(Saved entries)
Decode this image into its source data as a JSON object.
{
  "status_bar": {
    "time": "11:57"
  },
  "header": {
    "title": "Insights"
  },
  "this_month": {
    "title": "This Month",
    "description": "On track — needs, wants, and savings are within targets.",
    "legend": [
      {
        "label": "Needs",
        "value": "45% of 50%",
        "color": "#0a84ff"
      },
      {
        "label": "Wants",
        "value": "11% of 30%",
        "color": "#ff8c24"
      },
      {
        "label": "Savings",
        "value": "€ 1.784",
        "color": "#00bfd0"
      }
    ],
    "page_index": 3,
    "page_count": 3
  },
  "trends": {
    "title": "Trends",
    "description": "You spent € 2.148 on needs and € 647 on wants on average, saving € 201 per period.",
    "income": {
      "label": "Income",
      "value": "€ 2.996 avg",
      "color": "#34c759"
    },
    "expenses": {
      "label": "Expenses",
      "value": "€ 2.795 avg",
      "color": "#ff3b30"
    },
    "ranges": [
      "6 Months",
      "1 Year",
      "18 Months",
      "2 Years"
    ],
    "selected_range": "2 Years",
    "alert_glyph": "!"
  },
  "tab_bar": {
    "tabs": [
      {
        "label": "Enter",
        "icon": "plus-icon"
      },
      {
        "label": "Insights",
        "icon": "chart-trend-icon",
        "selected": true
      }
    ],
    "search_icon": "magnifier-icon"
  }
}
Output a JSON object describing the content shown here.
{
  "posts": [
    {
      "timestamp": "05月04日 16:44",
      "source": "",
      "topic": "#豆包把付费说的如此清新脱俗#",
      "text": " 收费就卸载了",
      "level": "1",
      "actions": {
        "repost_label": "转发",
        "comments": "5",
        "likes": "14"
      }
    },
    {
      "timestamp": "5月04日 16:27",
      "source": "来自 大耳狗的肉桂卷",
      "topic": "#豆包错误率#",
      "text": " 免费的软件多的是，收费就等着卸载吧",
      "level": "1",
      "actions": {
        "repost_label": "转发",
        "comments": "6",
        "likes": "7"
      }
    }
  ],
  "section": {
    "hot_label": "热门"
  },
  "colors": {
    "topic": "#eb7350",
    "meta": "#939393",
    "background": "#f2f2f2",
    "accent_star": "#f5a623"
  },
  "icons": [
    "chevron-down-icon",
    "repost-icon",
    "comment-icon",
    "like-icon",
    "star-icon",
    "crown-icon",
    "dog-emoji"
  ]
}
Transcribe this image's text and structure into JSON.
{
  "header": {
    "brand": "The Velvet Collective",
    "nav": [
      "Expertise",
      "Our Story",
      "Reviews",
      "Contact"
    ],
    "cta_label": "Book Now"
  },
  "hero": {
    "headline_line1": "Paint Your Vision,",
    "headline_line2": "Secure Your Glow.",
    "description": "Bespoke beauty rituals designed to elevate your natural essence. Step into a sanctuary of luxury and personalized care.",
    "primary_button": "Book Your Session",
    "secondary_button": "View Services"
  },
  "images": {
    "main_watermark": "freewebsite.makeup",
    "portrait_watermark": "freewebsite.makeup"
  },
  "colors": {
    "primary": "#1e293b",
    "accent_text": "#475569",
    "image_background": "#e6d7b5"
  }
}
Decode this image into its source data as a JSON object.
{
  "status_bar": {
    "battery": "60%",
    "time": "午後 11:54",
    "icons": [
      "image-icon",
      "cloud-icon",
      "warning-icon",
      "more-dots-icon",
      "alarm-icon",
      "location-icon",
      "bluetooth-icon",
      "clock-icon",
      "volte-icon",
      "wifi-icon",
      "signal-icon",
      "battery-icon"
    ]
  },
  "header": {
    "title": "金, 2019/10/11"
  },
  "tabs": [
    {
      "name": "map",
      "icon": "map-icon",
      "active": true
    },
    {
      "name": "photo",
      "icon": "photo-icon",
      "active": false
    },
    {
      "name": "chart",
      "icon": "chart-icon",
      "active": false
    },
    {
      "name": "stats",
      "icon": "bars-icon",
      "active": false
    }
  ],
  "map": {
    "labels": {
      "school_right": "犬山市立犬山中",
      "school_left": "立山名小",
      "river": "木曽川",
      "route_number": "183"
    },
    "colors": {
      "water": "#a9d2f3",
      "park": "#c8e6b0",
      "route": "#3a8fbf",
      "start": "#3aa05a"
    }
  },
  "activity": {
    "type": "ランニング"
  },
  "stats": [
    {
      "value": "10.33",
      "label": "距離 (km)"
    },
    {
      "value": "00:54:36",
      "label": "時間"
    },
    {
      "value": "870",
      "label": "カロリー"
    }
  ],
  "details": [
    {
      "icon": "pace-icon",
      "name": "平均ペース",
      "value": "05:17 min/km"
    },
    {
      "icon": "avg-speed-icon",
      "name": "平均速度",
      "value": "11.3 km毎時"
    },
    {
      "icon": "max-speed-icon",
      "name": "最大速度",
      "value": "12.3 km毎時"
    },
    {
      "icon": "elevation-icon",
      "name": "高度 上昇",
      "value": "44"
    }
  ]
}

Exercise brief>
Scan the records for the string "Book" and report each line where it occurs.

Answer>
    "cta_label": "Book Now"
    "primary_button": "Book Your Session",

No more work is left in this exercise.